▸ **Work required**: Return each line below holding the string "System".

Data items
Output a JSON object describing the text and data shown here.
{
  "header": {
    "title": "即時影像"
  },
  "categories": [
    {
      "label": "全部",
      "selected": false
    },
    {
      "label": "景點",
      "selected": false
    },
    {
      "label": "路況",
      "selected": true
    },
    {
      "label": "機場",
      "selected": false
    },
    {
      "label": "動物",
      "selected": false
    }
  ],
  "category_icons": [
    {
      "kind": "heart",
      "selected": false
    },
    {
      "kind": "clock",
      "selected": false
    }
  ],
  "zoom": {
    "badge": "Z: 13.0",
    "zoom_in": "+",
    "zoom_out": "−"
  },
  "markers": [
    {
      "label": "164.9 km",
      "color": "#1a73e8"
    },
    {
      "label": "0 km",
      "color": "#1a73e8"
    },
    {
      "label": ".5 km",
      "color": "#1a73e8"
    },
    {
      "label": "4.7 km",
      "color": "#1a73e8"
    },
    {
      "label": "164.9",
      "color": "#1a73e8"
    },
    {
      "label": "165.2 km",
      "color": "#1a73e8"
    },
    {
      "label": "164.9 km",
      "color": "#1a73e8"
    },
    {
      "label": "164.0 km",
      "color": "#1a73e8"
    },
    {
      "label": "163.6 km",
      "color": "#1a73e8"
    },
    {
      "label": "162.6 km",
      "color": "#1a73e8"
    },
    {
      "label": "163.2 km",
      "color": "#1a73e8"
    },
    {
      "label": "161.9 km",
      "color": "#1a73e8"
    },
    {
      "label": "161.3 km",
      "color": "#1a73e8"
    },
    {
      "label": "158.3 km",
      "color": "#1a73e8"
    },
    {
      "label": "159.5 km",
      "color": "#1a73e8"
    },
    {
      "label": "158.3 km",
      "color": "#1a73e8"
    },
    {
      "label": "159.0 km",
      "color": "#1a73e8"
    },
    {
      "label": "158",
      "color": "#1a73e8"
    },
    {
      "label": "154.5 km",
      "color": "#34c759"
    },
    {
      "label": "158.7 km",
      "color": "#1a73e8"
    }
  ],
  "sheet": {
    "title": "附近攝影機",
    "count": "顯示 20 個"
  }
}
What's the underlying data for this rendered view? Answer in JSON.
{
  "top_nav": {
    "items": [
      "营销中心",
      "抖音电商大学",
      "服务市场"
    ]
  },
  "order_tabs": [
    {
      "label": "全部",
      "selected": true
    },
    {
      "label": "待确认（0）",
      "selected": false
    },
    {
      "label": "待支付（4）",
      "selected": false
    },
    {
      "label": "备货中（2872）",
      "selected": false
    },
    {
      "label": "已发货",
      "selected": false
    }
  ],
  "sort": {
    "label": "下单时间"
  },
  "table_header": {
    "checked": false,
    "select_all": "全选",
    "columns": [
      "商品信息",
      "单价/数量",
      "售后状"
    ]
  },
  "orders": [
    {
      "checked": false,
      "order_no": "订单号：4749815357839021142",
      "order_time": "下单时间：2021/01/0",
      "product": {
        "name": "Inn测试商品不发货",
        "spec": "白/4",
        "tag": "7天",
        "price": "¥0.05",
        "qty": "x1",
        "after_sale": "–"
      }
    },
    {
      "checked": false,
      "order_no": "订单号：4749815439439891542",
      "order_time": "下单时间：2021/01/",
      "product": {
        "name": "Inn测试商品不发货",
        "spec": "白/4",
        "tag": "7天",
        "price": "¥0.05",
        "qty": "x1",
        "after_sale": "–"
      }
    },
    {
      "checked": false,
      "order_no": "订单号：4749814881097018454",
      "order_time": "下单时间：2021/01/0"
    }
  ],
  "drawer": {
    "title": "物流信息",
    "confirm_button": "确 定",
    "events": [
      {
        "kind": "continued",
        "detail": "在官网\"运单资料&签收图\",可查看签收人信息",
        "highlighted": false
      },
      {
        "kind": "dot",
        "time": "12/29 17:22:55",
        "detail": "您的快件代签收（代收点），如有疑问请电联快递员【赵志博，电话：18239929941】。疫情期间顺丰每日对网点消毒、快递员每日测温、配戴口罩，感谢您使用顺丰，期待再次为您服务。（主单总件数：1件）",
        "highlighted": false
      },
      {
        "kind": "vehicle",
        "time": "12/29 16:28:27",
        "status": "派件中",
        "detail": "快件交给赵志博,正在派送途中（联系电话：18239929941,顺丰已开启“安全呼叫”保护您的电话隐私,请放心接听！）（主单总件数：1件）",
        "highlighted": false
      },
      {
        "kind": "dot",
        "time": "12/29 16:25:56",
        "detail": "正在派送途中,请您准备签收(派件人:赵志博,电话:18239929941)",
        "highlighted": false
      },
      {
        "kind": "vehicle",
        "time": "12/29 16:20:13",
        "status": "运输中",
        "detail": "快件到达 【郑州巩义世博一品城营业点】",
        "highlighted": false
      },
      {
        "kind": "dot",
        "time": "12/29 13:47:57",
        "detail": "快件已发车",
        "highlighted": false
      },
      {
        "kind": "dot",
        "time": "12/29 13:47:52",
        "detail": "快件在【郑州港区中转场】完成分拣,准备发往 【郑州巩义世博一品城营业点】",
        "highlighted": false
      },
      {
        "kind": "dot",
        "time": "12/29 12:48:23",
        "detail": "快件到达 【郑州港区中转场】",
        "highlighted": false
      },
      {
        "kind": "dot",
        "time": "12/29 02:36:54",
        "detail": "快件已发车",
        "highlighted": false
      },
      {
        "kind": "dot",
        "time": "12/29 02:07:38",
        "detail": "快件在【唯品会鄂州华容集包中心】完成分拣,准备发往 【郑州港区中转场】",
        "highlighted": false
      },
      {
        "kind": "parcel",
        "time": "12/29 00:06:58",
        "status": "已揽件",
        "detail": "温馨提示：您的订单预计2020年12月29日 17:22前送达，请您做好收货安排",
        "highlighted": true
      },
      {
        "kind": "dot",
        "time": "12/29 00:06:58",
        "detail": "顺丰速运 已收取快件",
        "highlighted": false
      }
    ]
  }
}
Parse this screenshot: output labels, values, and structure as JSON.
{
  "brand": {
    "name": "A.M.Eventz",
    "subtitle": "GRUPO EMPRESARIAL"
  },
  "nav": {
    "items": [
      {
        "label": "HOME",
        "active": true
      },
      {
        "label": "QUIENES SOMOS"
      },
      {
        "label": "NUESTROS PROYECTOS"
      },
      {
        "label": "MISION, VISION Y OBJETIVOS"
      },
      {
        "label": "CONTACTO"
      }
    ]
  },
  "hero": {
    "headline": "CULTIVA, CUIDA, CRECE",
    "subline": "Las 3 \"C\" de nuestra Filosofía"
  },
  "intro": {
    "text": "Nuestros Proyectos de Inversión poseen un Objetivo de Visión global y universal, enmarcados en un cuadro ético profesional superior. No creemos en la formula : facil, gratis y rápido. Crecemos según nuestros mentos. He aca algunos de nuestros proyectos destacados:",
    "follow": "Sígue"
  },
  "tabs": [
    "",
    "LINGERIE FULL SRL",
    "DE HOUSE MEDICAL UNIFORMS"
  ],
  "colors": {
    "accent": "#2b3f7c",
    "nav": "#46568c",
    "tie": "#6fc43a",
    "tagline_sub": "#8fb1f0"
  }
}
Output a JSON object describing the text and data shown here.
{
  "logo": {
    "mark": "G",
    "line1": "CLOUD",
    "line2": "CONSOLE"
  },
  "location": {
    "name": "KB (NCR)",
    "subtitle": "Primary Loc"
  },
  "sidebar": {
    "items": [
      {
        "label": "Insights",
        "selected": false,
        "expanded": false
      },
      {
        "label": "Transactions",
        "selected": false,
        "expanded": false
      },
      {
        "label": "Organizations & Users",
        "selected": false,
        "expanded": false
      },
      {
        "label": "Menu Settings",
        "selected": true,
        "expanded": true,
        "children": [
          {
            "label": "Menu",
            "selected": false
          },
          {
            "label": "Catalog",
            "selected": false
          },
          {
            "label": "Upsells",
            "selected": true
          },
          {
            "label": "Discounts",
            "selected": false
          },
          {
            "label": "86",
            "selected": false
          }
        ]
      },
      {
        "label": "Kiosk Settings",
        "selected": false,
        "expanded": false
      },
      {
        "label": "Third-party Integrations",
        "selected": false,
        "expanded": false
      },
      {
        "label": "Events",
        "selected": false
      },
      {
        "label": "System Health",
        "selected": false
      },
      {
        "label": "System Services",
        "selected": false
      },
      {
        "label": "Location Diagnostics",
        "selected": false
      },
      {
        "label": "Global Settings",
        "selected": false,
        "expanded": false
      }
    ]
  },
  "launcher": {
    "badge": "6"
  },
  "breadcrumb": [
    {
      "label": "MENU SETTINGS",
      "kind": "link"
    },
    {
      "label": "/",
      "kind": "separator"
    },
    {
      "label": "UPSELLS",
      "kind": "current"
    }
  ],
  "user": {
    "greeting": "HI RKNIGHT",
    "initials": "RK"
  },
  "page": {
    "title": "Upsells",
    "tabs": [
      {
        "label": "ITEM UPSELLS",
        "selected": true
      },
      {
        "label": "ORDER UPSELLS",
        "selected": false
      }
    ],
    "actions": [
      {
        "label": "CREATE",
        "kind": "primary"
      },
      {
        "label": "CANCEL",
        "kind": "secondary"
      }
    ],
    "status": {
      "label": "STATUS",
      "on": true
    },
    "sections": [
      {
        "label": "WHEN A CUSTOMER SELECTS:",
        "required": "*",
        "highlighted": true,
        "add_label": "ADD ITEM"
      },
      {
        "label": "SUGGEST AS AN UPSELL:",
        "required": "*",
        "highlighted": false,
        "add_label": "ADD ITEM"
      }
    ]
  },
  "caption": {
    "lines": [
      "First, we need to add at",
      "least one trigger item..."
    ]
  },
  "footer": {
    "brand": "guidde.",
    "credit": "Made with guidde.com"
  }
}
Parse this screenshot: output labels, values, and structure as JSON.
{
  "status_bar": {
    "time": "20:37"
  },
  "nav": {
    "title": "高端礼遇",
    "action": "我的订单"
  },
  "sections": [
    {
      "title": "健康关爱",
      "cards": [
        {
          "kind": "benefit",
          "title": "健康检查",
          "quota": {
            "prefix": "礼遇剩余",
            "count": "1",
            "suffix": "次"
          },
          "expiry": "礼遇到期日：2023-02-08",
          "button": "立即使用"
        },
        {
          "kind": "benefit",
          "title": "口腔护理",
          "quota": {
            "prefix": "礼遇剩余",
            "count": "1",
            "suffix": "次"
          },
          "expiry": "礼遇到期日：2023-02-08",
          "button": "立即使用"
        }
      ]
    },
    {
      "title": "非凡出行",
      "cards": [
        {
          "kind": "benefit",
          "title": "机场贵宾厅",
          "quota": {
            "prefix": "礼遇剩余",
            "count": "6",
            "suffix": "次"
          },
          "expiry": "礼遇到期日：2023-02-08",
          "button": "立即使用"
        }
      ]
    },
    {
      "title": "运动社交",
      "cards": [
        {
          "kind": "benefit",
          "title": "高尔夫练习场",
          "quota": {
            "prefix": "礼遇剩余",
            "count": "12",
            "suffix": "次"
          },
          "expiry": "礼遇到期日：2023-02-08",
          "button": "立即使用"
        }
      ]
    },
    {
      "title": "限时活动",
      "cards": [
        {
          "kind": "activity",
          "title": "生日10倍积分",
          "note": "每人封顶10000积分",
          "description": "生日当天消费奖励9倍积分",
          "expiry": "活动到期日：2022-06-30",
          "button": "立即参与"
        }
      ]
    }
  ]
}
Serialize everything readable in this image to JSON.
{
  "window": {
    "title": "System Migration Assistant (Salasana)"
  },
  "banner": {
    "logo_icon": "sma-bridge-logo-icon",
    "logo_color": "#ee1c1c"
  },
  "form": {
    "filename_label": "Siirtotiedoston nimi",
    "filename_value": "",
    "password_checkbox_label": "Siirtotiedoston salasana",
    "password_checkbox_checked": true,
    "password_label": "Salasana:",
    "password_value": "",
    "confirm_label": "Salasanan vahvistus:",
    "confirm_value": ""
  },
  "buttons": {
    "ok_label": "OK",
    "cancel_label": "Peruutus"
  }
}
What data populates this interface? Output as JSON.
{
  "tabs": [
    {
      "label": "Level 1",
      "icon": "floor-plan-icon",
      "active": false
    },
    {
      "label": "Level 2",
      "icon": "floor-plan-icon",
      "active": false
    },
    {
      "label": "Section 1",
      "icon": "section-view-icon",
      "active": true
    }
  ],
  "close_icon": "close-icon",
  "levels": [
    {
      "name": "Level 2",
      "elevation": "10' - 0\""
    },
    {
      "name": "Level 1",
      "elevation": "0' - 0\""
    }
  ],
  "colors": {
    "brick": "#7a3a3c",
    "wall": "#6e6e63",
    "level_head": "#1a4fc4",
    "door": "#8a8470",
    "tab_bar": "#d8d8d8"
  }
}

▸ **Response area**:
        "label": "System Health",
        "label": "System Services",
    "title": "System Migration Assistant (Salasana)"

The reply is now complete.